=== GOAL OF THE EXERCISE ===
All entries below are to be copied precisely as they appear.

=== PROVIDED RECORDS ===
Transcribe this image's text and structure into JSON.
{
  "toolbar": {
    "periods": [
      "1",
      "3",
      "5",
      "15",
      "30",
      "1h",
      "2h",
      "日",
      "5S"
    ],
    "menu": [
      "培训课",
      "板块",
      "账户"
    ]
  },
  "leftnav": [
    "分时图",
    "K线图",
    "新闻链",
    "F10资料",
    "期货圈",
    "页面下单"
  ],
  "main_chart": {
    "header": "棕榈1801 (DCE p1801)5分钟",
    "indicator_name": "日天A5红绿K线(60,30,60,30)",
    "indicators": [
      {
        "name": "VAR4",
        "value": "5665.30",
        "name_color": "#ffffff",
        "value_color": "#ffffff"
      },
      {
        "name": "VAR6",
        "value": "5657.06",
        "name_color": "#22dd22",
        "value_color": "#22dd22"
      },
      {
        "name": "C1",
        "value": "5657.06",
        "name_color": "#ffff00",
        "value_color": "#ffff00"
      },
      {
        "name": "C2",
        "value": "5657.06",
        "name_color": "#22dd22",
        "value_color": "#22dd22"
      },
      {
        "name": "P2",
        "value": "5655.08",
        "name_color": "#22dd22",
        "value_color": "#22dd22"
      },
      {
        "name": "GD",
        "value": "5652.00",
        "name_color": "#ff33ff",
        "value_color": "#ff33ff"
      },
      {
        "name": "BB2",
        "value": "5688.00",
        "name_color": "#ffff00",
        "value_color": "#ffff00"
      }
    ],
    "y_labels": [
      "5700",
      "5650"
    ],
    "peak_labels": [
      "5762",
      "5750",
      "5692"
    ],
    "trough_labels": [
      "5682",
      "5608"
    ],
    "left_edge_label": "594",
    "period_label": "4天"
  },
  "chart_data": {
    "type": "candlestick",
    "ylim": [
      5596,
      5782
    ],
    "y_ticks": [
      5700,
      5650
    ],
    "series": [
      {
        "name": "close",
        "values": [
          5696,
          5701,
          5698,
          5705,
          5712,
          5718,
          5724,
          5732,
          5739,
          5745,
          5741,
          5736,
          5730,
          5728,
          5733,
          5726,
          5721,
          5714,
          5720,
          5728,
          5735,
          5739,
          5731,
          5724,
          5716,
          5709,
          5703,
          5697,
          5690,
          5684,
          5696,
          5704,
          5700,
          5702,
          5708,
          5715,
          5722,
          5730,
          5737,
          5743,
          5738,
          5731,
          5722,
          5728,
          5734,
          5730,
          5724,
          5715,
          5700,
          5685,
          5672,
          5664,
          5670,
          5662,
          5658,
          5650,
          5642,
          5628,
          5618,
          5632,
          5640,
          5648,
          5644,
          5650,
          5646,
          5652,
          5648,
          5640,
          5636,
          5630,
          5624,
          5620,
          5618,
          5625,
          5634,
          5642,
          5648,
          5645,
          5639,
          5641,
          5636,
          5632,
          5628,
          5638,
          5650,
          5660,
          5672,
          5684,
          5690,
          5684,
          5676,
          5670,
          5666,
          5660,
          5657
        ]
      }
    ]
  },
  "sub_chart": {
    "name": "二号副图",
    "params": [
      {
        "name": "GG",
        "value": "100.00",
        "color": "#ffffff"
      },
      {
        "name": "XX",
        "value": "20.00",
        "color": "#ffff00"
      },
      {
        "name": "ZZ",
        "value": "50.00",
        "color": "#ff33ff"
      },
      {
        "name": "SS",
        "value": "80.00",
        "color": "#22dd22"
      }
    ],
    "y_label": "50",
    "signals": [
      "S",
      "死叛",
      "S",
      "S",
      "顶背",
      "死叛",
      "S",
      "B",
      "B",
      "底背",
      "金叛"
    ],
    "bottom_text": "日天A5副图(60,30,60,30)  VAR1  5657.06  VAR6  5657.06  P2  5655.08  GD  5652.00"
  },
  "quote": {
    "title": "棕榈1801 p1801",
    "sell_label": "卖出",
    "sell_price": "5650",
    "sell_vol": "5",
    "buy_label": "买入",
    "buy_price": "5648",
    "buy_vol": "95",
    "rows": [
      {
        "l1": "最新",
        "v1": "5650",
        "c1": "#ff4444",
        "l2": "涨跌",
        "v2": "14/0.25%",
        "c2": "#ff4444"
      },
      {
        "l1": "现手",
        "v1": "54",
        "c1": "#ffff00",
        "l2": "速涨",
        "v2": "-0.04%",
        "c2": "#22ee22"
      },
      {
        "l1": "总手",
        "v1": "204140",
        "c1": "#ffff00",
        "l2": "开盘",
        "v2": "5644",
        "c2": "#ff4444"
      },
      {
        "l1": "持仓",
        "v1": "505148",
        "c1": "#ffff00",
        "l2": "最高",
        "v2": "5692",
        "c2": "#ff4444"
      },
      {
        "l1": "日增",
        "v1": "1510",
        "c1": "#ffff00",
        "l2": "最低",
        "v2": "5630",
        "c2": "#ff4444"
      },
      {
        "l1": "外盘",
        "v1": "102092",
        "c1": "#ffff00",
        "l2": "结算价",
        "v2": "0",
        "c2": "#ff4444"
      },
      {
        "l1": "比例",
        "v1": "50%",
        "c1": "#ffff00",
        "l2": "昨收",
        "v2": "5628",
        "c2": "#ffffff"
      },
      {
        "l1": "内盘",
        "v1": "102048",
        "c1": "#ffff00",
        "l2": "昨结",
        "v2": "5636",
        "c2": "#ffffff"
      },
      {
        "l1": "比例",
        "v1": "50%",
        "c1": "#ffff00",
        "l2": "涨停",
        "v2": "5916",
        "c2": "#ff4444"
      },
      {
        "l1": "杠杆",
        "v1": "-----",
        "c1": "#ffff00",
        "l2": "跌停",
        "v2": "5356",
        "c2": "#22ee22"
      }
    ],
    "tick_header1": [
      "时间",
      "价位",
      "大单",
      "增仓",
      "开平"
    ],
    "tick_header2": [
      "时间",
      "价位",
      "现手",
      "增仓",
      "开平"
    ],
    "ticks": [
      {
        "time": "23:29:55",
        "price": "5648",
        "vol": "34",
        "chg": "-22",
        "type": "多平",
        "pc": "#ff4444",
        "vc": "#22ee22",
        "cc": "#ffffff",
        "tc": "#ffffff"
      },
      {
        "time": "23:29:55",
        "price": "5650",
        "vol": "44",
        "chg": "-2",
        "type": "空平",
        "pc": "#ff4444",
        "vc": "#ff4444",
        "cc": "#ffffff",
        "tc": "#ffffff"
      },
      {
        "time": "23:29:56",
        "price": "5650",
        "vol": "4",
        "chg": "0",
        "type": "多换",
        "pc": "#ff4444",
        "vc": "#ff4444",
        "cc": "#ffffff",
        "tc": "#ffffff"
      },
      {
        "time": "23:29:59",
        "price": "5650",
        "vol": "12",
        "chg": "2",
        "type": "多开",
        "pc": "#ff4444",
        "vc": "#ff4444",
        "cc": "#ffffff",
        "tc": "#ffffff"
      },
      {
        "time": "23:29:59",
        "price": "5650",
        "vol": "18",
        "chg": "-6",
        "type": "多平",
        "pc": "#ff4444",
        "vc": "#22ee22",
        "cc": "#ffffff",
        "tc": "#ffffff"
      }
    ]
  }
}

=== EXPECTED OUTPUT ===
Transcribe this image's text and structure into JSON.
{
  "toolbar": {
    "periods": [
      "1",
      "3",
      "5",
      "15",
      "30",
      "1h",
      "2h",
      "日",
      "5S"
    ],
    "menu": [
      "培训课",
      "板块",
      "账户"
    ]
  },
  "leftnav": [
    "分时图",
    "K线图",
    "新闻链",
    "F10资料",
    "期货圈",
    "页面下单"
  ],
  "main_chart": {
    "header": "棕榈1801 (DCE p1801)5分钟",
    "indicator_name": "日天A5红绿K线(60,30,60,30)",
    "indicators": [
      {
        "name": "VAR4",
        "value": "5665.30",
        "name_color": "#ffffff",
        "value_color": "#ffffff"
      },
      {
        "name": "VAR6",
        "value": "5657.06",
        "name_color": "#22dd22",
        "value_color": "#22dd22"
      },
      {
        "name": "C1",
        "value": "5657.06",
        "name_color": "#ffff00",
        "value_color": "#ffff00"
      },
      {
        "name": "C2",
        "value": "5657.06",
        "name_color": "#22dd22",
        "value_color": "#22dd22"
      },
      {
        "name": "P2",
        "value": "5655.08",
        "name_color": "#22dd22",
        "value_color": "#22dd22"
      },
      {
        "name": "GD",
        "value": "5652.00",
        "name_color": "#ff33ff",
        "value_color": "#ff33ff"
      },
      {
        "name": "BB2",
        "value": "5688.00",
        "name_color": "#ffff00",
        "value_color": "#ffff00"
      }
    ],
    "y_labels": [
      "5700",
      "5650"
    ],
    "peak_labels": [
      "5762",
      "5750",
      "5692"
    ],
    "trough_labels": [
      "5682",
      "5608"
    ],
    "left_edge_label": "594",
    "period_label": "4天"
  },
  "chart_data": {
    "type": "candlestick",
    "ylim": [
      5596,
      5782
    ],
    "y_ticks": [
      5700,
      5650
    ],
    "series": [
      {
        "name": "close",
        "values": [
          5696,
          5701,
          5698,
          5705,
          5712,
          5718,
          5724,
          5732,
          5739,
          5745,
          5741,
          5736,
          5730,
          5728,
          5733,
          5726,
          5721,
          5714,
          5720,
          5728,
          5735,
          5739,
          5731,
          5724,
          5716,
          5709,
          5703,
          5697,
          5690,
          5684,
          5696,
          5704,
          5700,
          5702,
          5708,
          5715,
          5722,
          5730,
          5737,
          5743,
          5738,
          5731,
          5722,
          5728,
          5734,
          5730,
          5724,
          5715,
          5700,
          5685,
          5672,
          5664,
          5670,
          5662,
          5658,
          5650,
          5642,
          5628,
          5618,
          5632,
          5640,
          5648,
          5644,
          5650,
          5646,
          5652,
          5648,
          5640,
          5636,
          5630,
          5624,
          5620,
          5618,
          5625,
          5634,
          5642,
          5648,
          5645,
          5639,
          5641,
          5636,
          5632,
          5628,
          5638,
          5650,
          5660,
          5672,
          5684,
          5690,
          5684,
          5676,
          5670,
          5666,
          5660,
          5657
        ]
      }
    ]
  },
  "sub_chart": {
    "name": "二号副图",
    "params": [
      {
        "name": "GG",
        "value": "100.00",
        "color": "#ffffff"
      },
      {
        "name": "XX",
        "value": "20.00",
        "color": "#ffff00"
      },
      {
        "name": "ZZ",
        "value": "50.00",
        "color": "#ff33ff"
      },
      {
        "name": "SS",
        "value": "80.00",
        "color": "#22dd22"
      }
    ],
    "y_label": "50",
    "signals": [
      "S",
      "死叛",
      "S",
      "S",
      "顶背",
      "死叛",
      "S",
      "B",
      "B",
      "底背",
      "金叛"
    ],
    "bottom_text": "日天A5副图(60,30,60,30)  VAR1  5657.06  VAR6  5657.06  P2  5655.08  GD  5652.00"
  },
  "quote": {
    "title": "棕榈1801 p1801",
    "sell_label": "卖出",
    "sell_price": "5650",
    "sell_vol": "5",
    "buy_label": "买入",
    "buy_price": "5648",
    "buy_vol": "95",
    "rows": [
      {
        "l1": "最新",
        "v1": "5650",
        "c1": "#ff4444",
        "l2": "涨跌",
        "v2": "14/0.25%",
        "c2": "#ff4444"
      },
      {
        "l1": "现手",
        "v1": "54",
        "c1": "#ffff00",
        "l2": "速涨",
        "v2": "-0.04%",
        "c2": "#22ee22"
      },
      {
        "l1": "总手",
        "v1": "204140",
        "c1": "#ffff00",
        "l2": "开盘",
        "v2": "5644",
        "c2": "#ff4444"
      },
      {
        "l1": "持仓",
        "v1": "505148",
        "c1": "#ffff00",
        "l2": "最高",
        "v2": "5692",
        "c2": "#ff4444"
      },
      {
        "l1": "日增",
        "v1": "1510",
        "c1": "#ffff00",
        "l2": "最低",
        "v2": "5630",
        "c2": "#ff4444"
      },
      {
        "l1": "外盘",
        "v1": "102092",
        "c1": "#ffff00",
        "l2": "结算价",
        "v2": "0",
        "c2": "#ff4444"
      },
      {
        "l1": "比例",
        "v1": "50%",
        "c1": "#ffff00",
        "l2": "昨收",
        "v2": "5628",
        "c2": "#ffffff"
      },
      {
        "l1": "内盘",
        "v1": "102048",
        "c1": "#ffff00",
        "l2": "昨结",
        "v2": "5636",
        "c2": "#ffffff"
      },
      {
        "l1": "比例",
        "v1": "50%",
        "c1": "#ffff00",
        "l2": "涨停",
        "v2": "5916",
        "c2": "#ff4444"
      },
      {
        "l1": "杠杆",
        "v1": "-----",
        "c1": "#ffff00",
        "l2": "跌停",
        "v2": "5356",
        "c2": "#22ee22"
      }
    ],
    "tick_header1": [
      "时间",
      "价位",
      "大单",
      "增仓",
      "开平"
    ],
    "tick_header2": [
      "时间",
      "价位",
      "现手",
      "增仓",
      "开平"
    ],
    "ticks": [
      {
        "time": "23:29:55",
        "price": "5648",
        "vol": "34",
        "chg": "-22",
        "type": "多平",
        "pc": "#ff4444",
        "vc": "#22ee22",
        "cc": "#ffffff",
        "tc": "#ffffff"
      },
      {
        "time": "23:29:55",
        "price": "5650",
        "vol": "44",
        "chg": "-2",
        "type": "空平",
        "pc": "#ff4444",
        "vc": "#ff4444",
        "cc": "#ffffff",
        "tc": "#ffffff"
      },
      {
        "time": "23:29:56",
        "price": "5650",
        "vol": "4",
        "chg": "0",
        "type": "多换",
        "pc": "#ff4444",
        "vc": "#ff4444",
        "cc": "#ffffff",
        "tc": "#ffffff"
      },
      {
        "time": "23:29:59",
        "price": "5650",
        "vol": "12",
        "chg": "2",
        "type": "多开",
        "pc": "#ff4444",
        "vc": "#ff4444",
        "cc": "#ffffff",
        "tc": "#ffffff"
      },
      {
        "time": "23:29:59",
        "price": "5650",
        "vol": "18",
        "chg": "-6",
        "type": "多平",
        "pc": "#ff4444",
        "vc": "#22ee22",
        "cc": "#ffffff",
        "tc": "#ffffff"
      }
    ]
  }
}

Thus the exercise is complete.